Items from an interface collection
##########
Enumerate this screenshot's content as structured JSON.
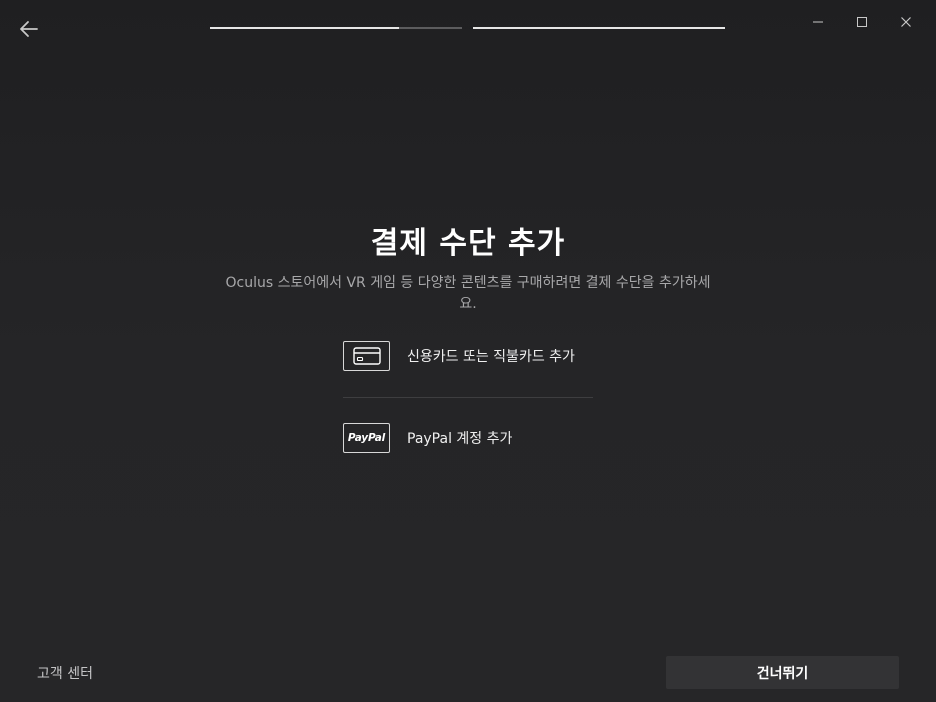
{
  "header": {
    "back_icon": "arrow-left-icon",
    "progress": [
      {
        "fill_fraction": 0.75
      },
      {
        "fill_fraction": 1.0
      }
    ],
    "window_controls": [
      "minimize-icon",
      "maximize-icon",
      "close-icon"
    ]
  },
  "main": {
    "title": "결제 수단 추가",
    "subtitle": "Oculus 스토어에서 VR 게임 등 다양한 콘텐츠를 구매하려면 결제 수단을 추가하세요.",
    "options": [
      {
        "icon": "credit-card-icon",
        "label": "신용카드 또는 직불카드 추가"
      },
      {
        "icon": "paypal-logo-icon",
        "icon_text": "PayPal",
        "label": "PayPal 계정 추가"
      }
    ]
  },
  "footer": {
    "help_link": "고객 센터",
    "skip_button": "건너뛰기"
  },
  "colors": {
    "background": "#242426",
    "progress_active": "#e6e6e6",
    "progress_track": "#5c5c5e",
    "button_bg": "#333335",
    "subtitle_text": "#a8a8aa"
  }
}
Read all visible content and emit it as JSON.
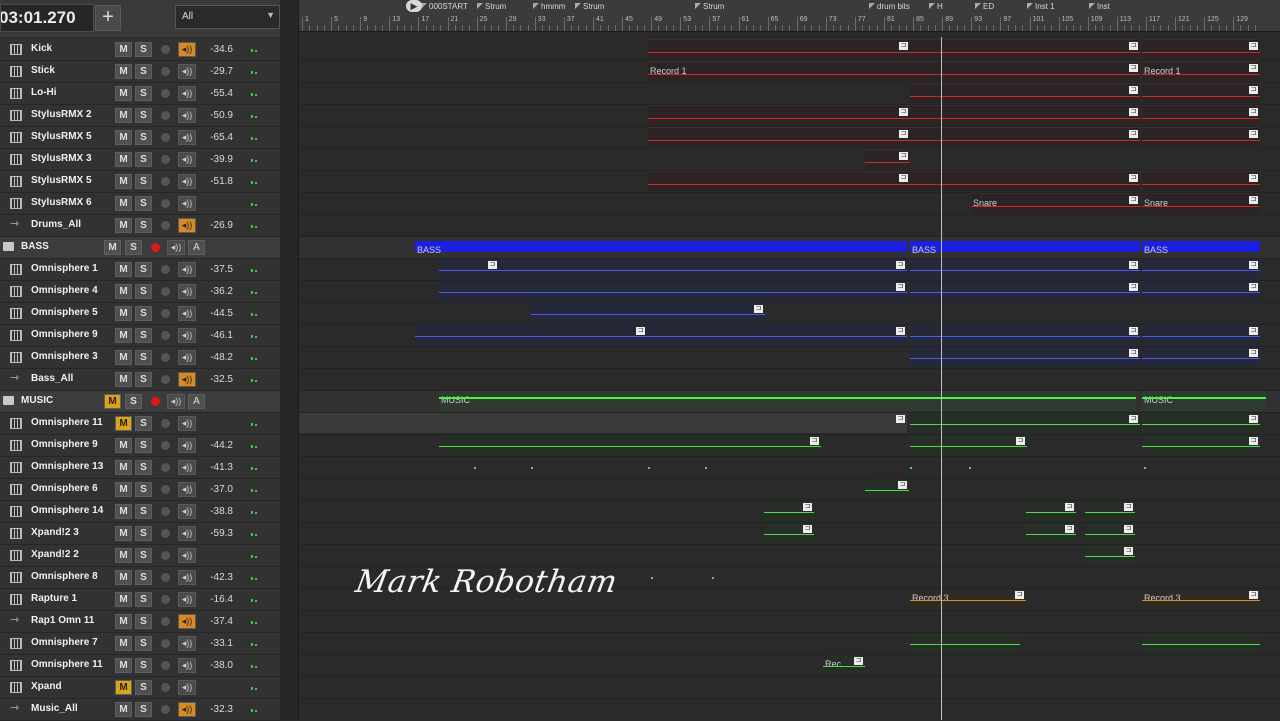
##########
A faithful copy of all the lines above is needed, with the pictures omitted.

Enumerate this screenshot's content as structured JSON.
{
  "header": {
    "back_icon": "arrow-left-icon",
    "progress": [
      {
        "fill_fraction": 0.75
      },
      {
        "fill_fraction": 1.0
      }
    ],
    "window_controls": [
      "minimize-icon",
      "maximize-icon",
      "close-icon"
    ]
  },
  "main": {
    "title": "결제 수단 추가",
    "subtitle": "Oculus 스토어에서 VR 게임 등 다양한 콘텐츠를 구매하려면 결제 수단을 추가하세요.",
    "options": [
      {
        "icon": "credit-card-icon",
        "label": "신용카드 또는 직불카드 추가"
      },
      {
        "icon": "paypal-logo-icon",
        "icon_text": "PayPal",
        "label": "PayPal 계정 추가"
      }
    ]
  },
  "footer": {
    "help_link": "고객 센터",
    "skip_button": "건너뛰기"
  },
  "colors": {
    "background": "#242426",
    "progress_active": "#e6e6e6",
    "progress_track": "#5c5c5e",
    "button_bg": "#333335",
    "subtitle_text": "#a8a8aa"
  }
}
Read all visible content and emit it as JSON.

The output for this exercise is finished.